■ Activity:
Return all the data verbatim but without images.

** Data to process follows **

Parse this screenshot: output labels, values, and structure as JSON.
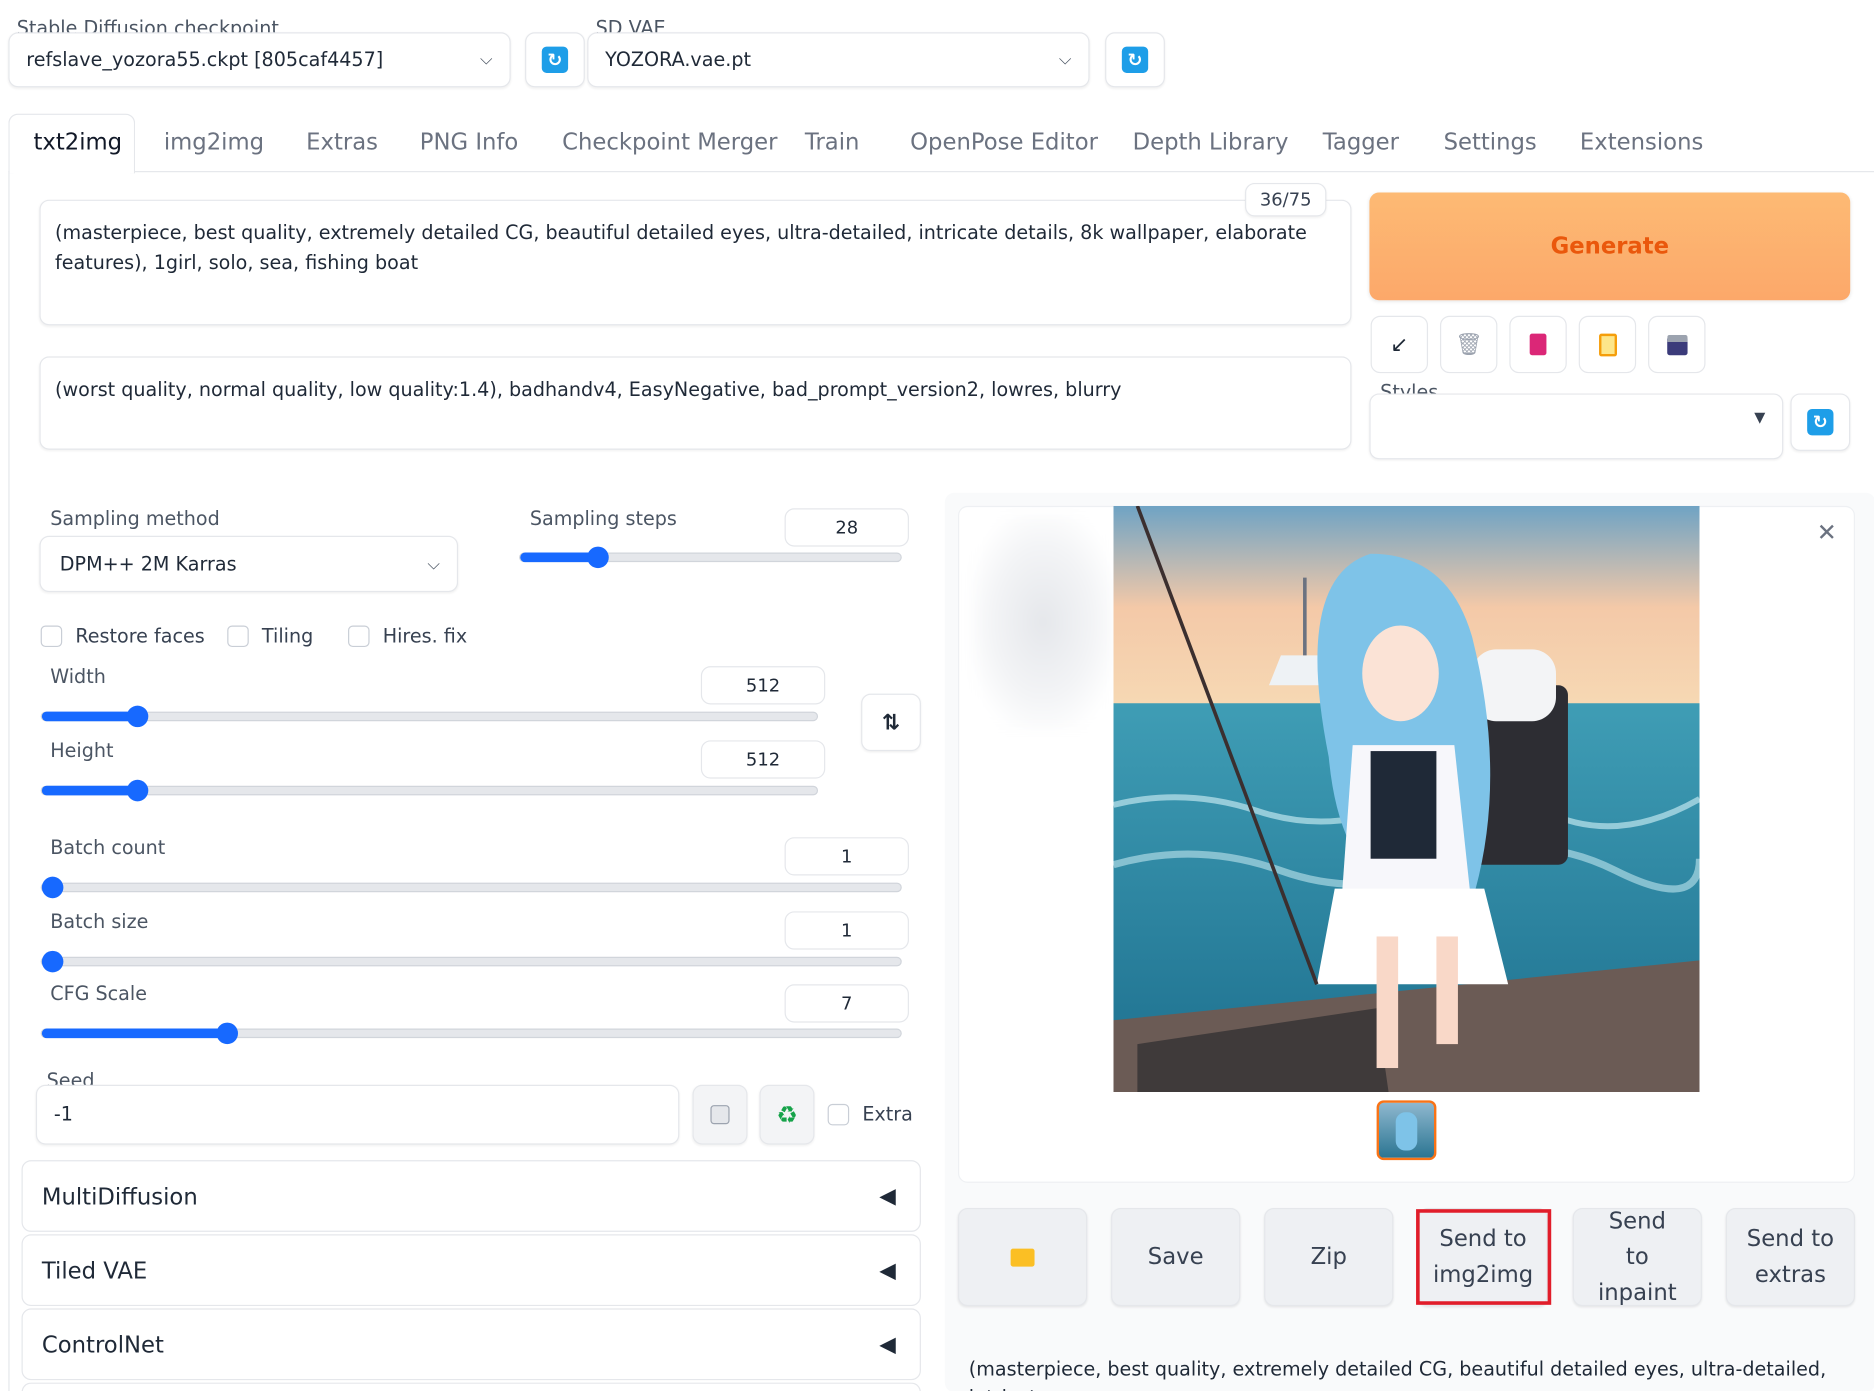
{
  "top": {
    "checkpoint_label": "Stable Diffusion checkpoint",
    "checkpoint_value": "refslave_yozora55.ckpt [805caf4457]",
    "vae_label": "SD VAE",
    "vae_value": "YOZORA.vae.pt"
  },
  "tabs": [
    "txt2img",
    "img2img",
    "Extras",
    "PNG Info",
    "Checkpoint Merger",
    "Train",
    "OpenPose Editor",
    "Depth Library",
    "Tagger",
    "Settings",
    "Extensions"
  ],
  "prompt": {
    "positive": "(masterpiece, best quality, extremely detailed CG, beautiful detailed eyes, ultra-detailed, intricate details, 8k wallpaper, elaborate features), 1girl, solo, sea, fishing boat",
    "token_count": "36/75",
    "negative": "(worst quality, normal quality, low quality:1.4), badhandv4, EasyNegative, bad_prompt_version2, lowres, blurry"
  },
  "actions": {
    "generate": "Generate",
    "styles_label": "Styles"
  },
  "settings": {
    "sampling_method_label": "Sampling method",
    "sampling_method_value": "DPM++ 2M Karras",
    "sampling_steps_label": "Sampling steps",
    "sampling_steps_value": "28",
    "restore_faces": "Restore faces",
    "tiling": "Tiling",
    "hires_fix": "Hires. fix",
    "width_label": "Width",
    "width_value": "512",
    "height_label": "Height",
    "height_value": "512",
    "batch_count_label": "Batch count",
    "batch_count_value": "1",
    "batch_size_label": "Batch size",
    "batch_size_value": "1",
    "cfg_label": "CFG Scale",
    "cfg_value": "7",
    "seed_label": "Seed",
    "seed_value": "-1",
    "extra_label": "Extra"
  },
  "accordions": [
    "MultiDiffusion",
    "Tiled VAE",
    "ControlNet"
  ],
  "output": {
    "buttons": [
      "Save",
      "Zip",
      "Send to img2img",
      "Send to inpaint",
      "Send to extras"
    ],
    "info_text": "(masterpiece, best quality, extremely detailed CG, beautiful detailed eyes, ultra-detailed, intricate"
  },
  "colors": {
    "accent": "#1769ff",
    "generate": "#f97316",
    "highlight": "#e11d2a"
  }
}
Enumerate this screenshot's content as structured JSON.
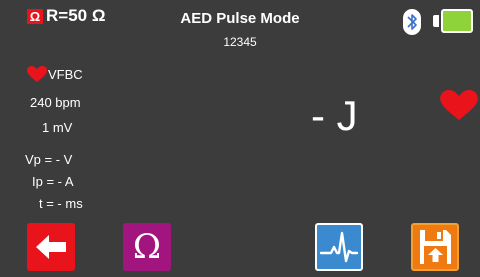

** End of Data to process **

■ Response box:
Parse this screenshot: output labels, values, and structure as JSON.
{
  "top": {
    "checkpoint_label": "Stable Diffusion checkpoint",
    "checkpoint_value": "refslave_yozora55.ckpt [805caf4457]",
    "vae_label": "SD VAE",
    "vae_value": "YOZORA.vae.pt"
  },
  "tabs": [
    "txt2img",
    "img2img",
    "Extras",
    "PNG Info",
    "Checkpoint Merger",
    "Train",
    "OpenPose Editor",
    "Depth Library",
    "Tagger",
    "Settings",
    "Extensions"
  ],
  "prompt": {
    "positive": "(masterpiece, best quality, extremely detailed CG, beautiful detailed eyes, ultra-detailed, intricate details, 8k wallpaper, elaborate features), 1girl, solo, sea, fishing boat",
    "token_count": "36/75",
    "negative": "(worst quality, normal quality, low quality:1.4), badhandv4, EasyNegative, bad_prompt_version2, lowres, blurry"
  },
  "actions": {
    "generate": "Generate",
    "styles_label": "Styles"
  },
  "settings": {
    "sampling_method_label": "Sampling method",
    "sampling_method_value": "DPM++ 2M Karras",
    "sampling_steps_label": "Sampling steps",
    "sampling_steps_value": "28",
    "restore_faces": "Restore faces",
    "tiling": "Tiling",
    "hires_fix": "Hires. fix",
    "width_label": "Width",
    "width_value": "512",
    "height_label": "Height",
    "height_value": "512",
    "batch_count_label": "Batch count",
    "batch_count_value": "1",
    "batch_size_label": "Batch size",
    "batch_size_value": "1",
    "cfg_label": "CFG Scale",
    "cfg_value": "7",
    "seed_label": "Seed",
    "seed_value": "-1",
    "extra_label": "Extra"
  },
  "accordions": [
    "MultiDiffusion",
    "Tiled VAE",
    "ControlNet"
  ],
  "output": {
    "buttons": [
      "Save",
      "Zip",
      "Send to img2img",
      "Send to inpaint",
      "Send to extras"
    ],
    "info_text": "(masterpiece, best quality, extremely detailed CG, beautiful detailed eyes, ultra-detailed, intricate"
  },
  "colors": {
    "accent": "#1769ff",
    "generate": "#f97316",
    "highlight": "#e11d2a"
  }
}
Enumerate this screenshot's content as structured JSON.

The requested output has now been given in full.